The beauty of this dish is in tasting the sweet corn mixing with the super stretchy cheese. If you want, you can just use low-moisture mozzarella (you can use fresh mozzarella if you’re against the low-moisture kind, but it won’t melt the same way or produce the same flavor we’re after here), but adding fontina or provolone offers a little more flavor without overpowering the sweetness of the corn.
1 tablespoon unsalted butter
½ cup minced yellow onion
1½ cups corn kernels (from 3 to 4 ears)
Granulated sugar (optional), if you think the corn needs it
2 tablespoons mayonnaise, plus more for brushing
8 ounces low-moisture mozzarella, shredded (2 cups)
4 ounces fontina or provolone cheese, shredded (1 cup)
2 tablespoons minced flat-leaf parsley
Kosher salt and freshly ground black pepper
8 slices really good sourdough bread, cut ¾-inch thick
1 Heat the butter in a large cast-iron or nonstick skillet over medium-high heat.
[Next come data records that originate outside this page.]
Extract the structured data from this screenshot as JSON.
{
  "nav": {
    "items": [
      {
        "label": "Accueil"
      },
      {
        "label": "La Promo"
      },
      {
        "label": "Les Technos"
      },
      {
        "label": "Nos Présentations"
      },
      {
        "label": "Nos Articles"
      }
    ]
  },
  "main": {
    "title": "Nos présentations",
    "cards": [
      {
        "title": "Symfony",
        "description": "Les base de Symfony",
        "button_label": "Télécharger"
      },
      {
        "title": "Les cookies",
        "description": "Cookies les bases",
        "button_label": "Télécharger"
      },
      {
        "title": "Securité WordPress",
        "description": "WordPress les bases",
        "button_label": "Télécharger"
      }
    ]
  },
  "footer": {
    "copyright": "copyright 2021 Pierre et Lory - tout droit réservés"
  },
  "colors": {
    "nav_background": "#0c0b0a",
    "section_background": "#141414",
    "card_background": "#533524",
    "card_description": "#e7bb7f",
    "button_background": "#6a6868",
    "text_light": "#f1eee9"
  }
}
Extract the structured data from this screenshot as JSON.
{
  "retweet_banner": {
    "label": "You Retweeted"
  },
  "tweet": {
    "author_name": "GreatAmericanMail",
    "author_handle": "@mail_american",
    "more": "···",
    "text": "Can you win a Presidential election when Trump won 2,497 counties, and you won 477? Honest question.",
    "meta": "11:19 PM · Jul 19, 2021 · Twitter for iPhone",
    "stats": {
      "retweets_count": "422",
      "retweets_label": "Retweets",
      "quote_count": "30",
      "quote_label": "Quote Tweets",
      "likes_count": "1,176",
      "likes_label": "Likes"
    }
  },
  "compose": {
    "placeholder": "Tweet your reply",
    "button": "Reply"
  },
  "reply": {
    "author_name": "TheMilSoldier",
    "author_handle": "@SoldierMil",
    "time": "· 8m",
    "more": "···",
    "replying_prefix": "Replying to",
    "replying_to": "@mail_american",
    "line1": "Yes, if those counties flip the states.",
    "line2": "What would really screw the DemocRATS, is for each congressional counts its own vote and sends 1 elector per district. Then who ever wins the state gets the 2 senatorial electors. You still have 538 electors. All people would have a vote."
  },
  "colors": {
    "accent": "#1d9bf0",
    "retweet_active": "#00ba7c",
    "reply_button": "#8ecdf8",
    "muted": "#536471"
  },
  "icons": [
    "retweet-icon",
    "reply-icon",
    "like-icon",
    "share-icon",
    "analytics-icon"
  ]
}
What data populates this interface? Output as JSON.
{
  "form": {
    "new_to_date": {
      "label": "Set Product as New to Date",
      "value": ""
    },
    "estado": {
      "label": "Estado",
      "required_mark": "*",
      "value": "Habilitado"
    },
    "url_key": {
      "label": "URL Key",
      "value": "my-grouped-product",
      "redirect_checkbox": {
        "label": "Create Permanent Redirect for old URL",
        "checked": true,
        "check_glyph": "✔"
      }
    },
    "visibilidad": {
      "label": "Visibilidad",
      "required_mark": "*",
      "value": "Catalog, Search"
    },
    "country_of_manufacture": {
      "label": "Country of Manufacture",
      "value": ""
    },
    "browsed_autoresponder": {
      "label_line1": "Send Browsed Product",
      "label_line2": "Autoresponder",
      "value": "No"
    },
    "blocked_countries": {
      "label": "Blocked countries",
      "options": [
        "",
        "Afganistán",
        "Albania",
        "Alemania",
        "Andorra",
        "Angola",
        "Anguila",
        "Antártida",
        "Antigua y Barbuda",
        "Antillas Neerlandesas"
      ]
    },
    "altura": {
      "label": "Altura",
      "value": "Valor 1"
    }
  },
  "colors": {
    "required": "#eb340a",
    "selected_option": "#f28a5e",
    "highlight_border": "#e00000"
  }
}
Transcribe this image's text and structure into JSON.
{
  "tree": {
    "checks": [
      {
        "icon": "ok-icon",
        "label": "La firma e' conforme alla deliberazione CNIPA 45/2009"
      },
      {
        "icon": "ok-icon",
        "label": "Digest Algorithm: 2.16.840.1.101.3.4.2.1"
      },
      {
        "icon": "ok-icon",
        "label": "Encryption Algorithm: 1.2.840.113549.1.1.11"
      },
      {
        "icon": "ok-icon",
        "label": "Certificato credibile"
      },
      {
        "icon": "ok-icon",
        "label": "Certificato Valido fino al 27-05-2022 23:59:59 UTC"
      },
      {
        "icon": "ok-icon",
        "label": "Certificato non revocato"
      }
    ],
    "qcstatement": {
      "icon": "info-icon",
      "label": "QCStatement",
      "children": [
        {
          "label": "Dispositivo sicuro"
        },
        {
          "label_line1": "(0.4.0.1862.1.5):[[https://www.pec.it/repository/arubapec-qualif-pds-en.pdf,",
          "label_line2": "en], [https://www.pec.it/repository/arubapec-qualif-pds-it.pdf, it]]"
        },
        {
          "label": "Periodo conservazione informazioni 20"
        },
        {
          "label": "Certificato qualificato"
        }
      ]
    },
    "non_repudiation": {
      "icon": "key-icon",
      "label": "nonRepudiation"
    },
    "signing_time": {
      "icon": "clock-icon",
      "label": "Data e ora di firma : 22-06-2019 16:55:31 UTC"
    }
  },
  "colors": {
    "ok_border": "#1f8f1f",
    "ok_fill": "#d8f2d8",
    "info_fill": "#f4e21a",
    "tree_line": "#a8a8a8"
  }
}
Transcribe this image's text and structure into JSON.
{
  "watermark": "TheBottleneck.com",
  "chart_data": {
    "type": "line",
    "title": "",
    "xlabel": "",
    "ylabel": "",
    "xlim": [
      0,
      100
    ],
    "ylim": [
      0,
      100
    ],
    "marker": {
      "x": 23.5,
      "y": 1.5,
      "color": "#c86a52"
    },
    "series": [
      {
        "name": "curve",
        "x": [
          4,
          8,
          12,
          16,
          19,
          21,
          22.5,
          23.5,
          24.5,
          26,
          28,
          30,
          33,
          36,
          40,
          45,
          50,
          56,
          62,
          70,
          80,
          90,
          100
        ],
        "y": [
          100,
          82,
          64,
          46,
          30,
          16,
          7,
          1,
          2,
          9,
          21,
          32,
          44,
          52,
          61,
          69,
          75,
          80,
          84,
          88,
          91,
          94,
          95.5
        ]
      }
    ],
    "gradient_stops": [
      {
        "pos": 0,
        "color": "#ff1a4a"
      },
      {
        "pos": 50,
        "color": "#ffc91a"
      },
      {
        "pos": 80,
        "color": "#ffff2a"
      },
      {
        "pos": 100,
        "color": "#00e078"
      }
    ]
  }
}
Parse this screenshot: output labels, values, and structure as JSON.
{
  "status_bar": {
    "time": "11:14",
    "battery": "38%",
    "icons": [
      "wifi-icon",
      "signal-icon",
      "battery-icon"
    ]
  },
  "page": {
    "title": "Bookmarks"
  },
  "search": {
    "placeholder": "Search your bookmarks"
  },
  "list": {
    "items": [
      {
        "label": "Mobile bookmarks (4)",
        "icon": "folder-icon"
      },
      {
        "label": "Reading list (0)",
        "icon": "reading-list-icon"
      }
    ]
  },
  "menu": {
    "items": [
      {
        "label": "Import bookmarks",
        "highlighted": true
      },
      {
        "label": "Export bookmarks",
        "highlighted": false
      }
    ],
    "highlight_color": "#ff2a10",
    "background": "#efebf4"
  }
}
Add the onion and cook, stirring, until soft and just beginning to brown at the edges, 2 to 3 minutes. Add the corn and sugar (if using) and cook, stirring occasionally, until crisp-tender, about 3 minutes. Scrape the corn into a bowl and let cool for 10 minutes (wipe the skillet clean and reserve). Stir in the 2 tablespoons mayonnaise, followed by the mozzarella, fontina and parsley, and season with salt and pepper.
2 Brush a thin layer of mayonnaise on each slice of the sourdough bread, then turn the slices over. Divide the corn mixture among 4 slices of bread, then sandwich them with the other 4 slices. (Make sure the “mayonnaise sides” are facing outward.)
3 Heat the reserved skillet over medium heat. Add 2 sandwiches to the skillet, cover, and cook, flipping once, until golden brown outside and the cheese is melted inside, 8 to 10 minutes. Transfer the sandwiches to a cutting board and repeat with the remaining sandwiches.
4 As soon as they’re cooked, cut the sandwiches in half and eat, being careful not to burn your mouth on the molten cheese.
Elotes Grilled Cheese: Substitute queso Oaxaca for the mozzarella, substitute queso fresco for the fontina, substitute cilantro for the parsley, and add 1/2 teaspoon chile-lime salt, such as Tajin to the corn mixture. Serve hot with a squeeze of fresh lime.